SEC. 15. Summary Hearing. The hearing on the petition shall be summary. However, the court, justice or judge may call for a preliminary conference to simplify the issues and determine the possibility of obtaining stipulations and admissions from the parties.
SEC. 16. Judgment. - The court shall render judgment within ten (10) days from the time the petition is submitted for decision. If the allegations in the petition are proven by substantial evidence, the court shall enjoin the act complained of, or order the deletion, destruction, or rectification of the erroneous data or information and grant other relevant reliefs as may be just and equitable; otherwise, the privilege of the writ shall be denied.
Upon its finality, the judgment shall be enforced by the sheriff or any lawful officers as may be designated by the court, justice or judge within five (5) working days.
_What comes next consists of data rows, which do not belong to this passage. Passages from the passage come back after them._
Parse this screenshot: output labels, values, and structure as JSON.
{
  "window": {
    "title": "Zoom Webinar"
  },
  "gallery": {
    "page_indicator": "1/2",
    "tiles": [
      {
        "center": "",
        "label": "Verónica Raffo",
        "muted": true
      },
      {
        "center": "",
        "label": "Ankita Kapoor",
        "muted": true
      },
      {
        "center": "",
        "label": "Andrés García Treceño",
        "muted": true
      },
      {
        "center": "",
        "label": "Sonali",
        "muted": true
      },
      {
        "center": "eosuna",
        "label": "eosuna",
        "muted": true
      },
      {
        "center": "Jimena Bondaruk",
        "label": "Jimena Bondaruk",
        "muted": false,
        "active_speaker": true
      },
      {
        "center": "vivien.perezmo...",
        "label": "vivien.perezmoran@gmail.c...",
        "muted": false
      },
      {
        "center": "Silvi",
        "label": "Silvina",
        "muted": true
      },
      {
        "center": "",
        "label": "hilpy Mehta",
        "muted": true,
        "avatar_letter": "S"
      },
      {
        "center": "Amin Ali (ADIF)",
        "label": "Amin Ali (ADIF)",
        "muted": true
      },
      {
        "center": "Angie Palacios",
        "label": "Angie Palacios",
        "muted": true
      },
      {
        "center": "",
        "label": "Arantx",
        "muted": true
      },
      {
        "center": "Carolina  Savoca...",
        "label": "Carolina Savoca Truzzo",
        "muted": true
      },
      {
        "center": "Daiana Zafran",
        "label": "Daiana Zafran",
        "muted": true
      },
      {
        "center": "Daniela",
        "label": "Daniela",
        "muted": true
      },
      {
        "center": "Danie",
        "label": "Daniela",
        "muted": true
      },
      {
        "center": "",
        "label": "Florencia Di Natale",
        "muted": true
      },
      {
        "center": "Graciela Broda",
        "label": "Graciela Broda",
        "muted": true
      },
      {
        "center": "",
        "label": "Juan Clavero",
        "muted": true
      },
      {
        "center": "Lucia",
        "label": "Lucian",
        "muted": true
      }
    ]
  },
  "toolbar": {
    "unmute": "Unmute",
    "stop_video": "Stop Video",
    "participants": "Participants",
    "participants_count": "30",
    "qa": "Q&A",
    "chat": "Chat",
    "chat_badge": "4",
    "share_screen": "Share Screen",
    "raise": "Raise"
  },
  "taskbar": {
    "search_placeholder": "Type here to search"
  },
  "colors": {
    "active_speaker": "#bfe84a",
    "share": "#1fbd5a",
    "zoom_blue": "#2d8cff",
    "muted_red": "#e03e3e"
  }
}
SEC. 17. Return of Service. The officer who executed the final judgment shall, within three (3) days from its enforcement, make a verified return to the court. The return shall contain a full statement of the proceedings under the writ and a complete inventory of the database or information, or documents and articles inspected, updated, rectified, or deleted, with copies served on the petitioner and the respondent.
The officer shall state in the return how the judgment was enforced and complied with by the respondent, as well as all objections of the parties regarding the manner and regularity of the service of the writ.
SEC. 18. Hearing on Officers Return. The court shall set the return for hearing with due notice to the parties and act accordingly.
SEC. 19. Appeal. Any party may appeal from the final judgment or order to the Supreme Court under Rule 45. The appeal may raise questions of fact or law or both.
The period of appeal shall be five (5) working days from the date of notice of the judgment or final order.
The appeal shall be given the same priority as in habeas corpus and amparo cases.
SEC. 20. Institution of Separate Actions. The filing of a petition for the writ of habeas data shall not preclude the filing of separate criminal, civil or administrative actions.
SEC. 21. Consolidation. When a criminal action is filed subsequent to the filing of a petition for the writ, the latter shall be consolidated with the criminal action.
When a criminal action and a separate civil action are filed subsequent to a petition for a writ of habeas data, the petition shall be consolidated with the criminal action.
After consolidation, the procedure under this Rule shall continue to govern the disposition of the reliefs in the petition.
SEC. 22. Effect of Filing of a Criminal Action. When a criminal action has been commenced, no separate petition for the writ shall be filed. The relief under the writ shall be available to an aggrieved party by motion in the criminal case.
The procedure under this Rule shall govern the disposition of the reliefs available under the writ of habeas data.
SEC. 23. Substantive Rights. - This Rule shall not diminish, increase or modify substantive rights.
SEC. 24. Suppletory Application of the Rules of Court. The Rules of Court shall apply suppletorily insofar as it is not inconsistent with this Rule.
SEC. 25. Effectivity. This Rule shall take effect on February 2, 2008, following its publication in three (3) newspapers of general circulation.